_Data records for software interfaces_:

- Opening Delimiter -

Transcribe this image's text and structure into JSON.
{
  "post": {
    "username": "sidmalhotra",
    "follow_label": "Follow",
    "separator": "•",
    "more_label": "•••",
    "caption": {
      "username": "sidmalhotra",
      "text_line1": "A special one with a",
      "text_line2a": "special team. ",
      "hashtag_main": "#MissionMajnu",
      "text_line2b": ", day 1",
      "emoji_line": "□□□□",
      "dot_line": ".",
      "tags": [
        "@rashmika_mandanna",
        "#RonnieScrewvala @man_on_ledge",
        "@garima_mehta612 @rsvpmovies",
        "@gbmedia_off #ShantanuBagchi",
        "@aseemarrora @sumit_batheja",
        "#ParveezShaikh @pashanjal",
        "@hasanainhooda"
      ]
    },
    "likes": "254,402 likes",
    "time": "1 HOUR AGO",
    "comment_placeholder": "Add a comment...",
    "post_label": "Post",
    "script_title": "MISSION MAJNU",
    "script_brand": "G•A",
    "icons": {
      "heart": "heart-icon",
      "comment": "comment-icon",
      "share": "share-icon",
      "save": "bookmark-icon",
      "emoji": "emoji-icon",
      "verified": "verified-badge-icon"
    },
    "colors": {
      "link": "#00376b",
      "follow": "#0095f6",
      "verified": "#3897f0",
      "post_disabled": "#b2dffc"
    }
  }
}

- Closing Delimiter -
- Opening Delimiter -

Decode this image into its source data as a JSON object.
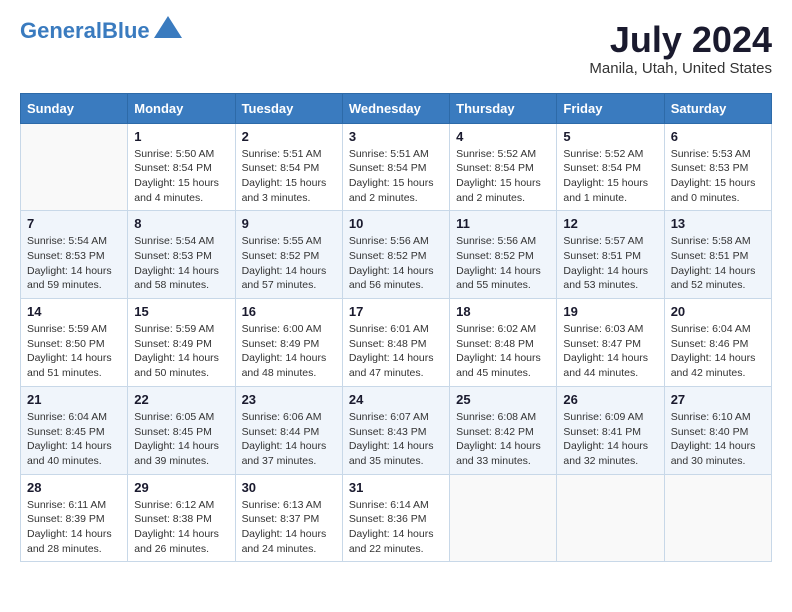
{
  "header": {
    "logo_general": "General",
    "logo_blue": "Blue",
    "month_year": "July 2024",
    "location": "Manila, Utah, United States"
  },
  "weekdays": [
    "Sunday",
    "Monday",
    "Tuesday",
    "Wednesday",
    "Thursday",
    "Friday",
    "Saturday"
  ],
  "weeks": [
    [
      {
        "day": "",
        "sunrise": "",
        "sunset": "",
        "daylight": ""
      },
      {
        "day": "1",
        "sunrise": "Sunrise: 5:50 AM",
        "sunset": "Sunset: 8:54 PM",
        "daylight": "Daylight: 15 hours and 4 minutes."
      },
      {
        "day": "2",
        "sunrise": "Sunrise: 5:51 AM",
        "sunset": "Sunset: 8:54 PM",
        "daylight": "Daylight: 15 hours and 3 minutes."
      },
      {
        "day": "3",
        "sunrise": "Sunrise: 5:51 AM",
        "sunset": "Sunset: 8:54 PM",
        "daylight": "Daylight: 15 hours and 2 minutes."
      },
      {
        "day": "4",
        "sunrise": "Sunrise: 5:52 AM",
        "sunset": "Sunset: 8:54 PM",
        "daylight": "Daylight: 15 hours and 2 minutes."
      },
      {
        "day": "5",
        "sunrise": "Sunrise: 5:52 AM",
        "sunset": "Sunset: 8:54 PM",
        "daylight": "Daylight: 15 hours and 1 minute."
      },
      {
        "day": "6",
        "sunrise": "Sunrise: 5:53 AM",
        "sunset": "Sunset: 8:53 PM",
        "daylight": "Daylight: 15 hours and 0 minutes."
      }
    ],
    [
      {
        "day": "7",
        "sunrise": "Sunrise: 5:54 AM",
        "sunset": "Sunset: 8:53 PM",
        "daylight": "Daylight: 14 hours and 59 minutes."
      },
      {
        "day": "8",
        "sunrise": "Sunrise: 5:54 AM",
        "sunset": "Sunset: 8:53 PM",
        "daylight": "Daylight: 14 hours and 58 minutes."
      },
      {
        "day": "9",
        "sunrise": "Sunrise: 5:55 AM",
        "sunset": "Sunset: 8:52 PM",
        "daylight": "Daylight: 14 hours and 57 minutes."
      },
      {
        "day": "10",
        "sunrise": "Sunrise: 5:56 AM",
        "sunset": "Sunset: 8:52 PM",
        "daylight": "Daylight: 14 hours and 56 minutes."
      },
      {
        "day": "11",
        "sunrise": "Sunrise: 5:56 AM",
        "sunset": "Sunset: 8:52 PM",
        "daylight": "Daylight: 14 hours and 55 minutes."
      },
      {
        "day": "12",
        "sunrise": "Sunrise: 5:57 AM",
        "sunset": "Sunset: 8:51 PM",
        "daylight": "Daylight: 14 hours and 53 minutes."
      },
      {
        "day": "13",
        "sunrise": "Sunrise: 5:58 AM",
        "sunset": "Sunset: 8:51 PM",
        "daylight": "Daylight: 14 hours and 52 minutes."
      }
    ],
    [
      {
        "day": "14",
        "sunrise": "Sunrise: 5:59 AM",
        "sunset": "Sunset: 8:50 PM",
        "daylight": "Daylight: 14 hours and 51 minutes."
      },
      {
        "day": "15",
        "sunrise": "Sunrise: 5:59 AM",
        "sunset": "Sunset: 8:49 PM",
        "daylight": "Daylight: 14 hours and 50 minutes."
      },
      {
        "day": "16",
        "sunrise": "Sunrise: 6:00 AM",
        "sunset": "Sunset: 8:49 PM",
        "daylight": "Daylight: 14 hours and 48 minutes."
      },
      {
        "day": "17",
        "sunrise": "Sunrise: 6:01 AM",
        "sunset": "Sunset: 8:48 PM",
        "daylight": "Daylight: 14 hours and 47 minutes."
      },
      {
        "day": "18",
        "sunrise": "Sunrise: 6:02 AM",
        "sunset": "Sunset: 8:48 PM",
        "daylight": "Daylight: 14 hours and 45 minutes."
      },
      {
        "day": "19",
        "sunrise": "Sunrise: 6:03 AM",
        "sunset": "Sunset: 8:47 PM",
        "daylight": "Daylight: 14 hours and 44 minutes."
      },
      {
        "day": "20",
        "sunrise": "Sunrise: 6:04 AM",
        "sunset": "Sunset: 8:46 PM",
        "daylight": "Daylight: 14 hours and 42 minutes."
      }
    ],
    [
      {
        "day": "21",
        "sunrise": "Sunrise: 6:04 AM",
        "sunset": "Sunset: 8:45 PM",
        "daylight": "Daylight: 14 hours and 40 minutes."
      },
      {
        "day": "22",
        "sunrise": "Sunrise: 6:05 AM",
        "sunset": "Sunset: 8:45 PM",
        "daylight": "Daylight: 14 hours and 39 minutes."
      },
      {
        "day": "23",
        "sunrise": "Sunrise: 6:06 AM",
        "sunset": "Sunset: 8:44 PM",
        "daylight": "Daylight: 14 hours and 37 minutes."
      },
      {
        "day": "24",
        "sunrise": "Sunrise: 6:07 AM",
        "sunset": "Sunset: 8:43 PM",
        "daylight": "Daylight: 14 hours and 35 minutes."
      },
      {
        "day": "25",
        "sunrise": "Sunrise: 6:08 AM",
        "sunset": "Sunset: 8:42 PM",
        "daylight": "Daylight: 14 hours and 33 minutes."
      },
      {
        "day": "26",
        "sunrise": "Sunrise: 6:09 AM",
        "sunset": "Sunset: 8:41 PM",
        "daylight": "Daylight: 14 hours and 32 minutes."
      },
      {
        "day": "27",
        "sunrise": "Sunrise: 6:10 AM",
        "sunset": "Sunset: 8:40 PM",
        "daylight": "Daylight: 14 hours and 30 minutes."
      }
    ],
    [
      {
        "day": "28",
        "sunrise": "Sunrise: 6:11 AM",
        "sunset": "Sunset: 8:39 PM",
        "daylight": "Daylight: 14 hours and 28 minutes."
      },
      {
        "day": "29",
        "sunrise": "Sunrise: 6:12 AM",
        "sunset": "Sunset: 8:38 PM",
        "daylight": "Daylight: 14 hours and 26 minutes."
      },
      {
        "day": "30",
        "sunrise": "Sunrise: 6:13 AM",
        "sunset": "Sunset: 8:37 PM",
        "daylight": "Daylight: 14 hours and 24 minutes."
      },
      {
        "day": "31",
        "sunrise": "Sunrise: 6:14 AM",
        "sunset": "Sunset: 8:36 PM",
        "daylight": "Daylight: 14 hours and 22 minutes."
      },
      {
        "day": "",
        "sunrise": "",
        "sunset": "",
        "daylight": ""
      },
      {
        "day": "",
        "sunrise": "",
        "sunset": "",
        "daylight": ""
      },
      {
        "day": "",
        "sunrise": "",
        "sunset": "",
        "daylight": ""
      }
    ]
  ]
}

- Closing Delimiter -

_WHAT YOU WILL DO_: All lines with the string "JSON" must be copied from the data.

_TASK RESULT_:
Transcribe this image's text and structure into JSON.
Decode this image into its source data as a JSON object.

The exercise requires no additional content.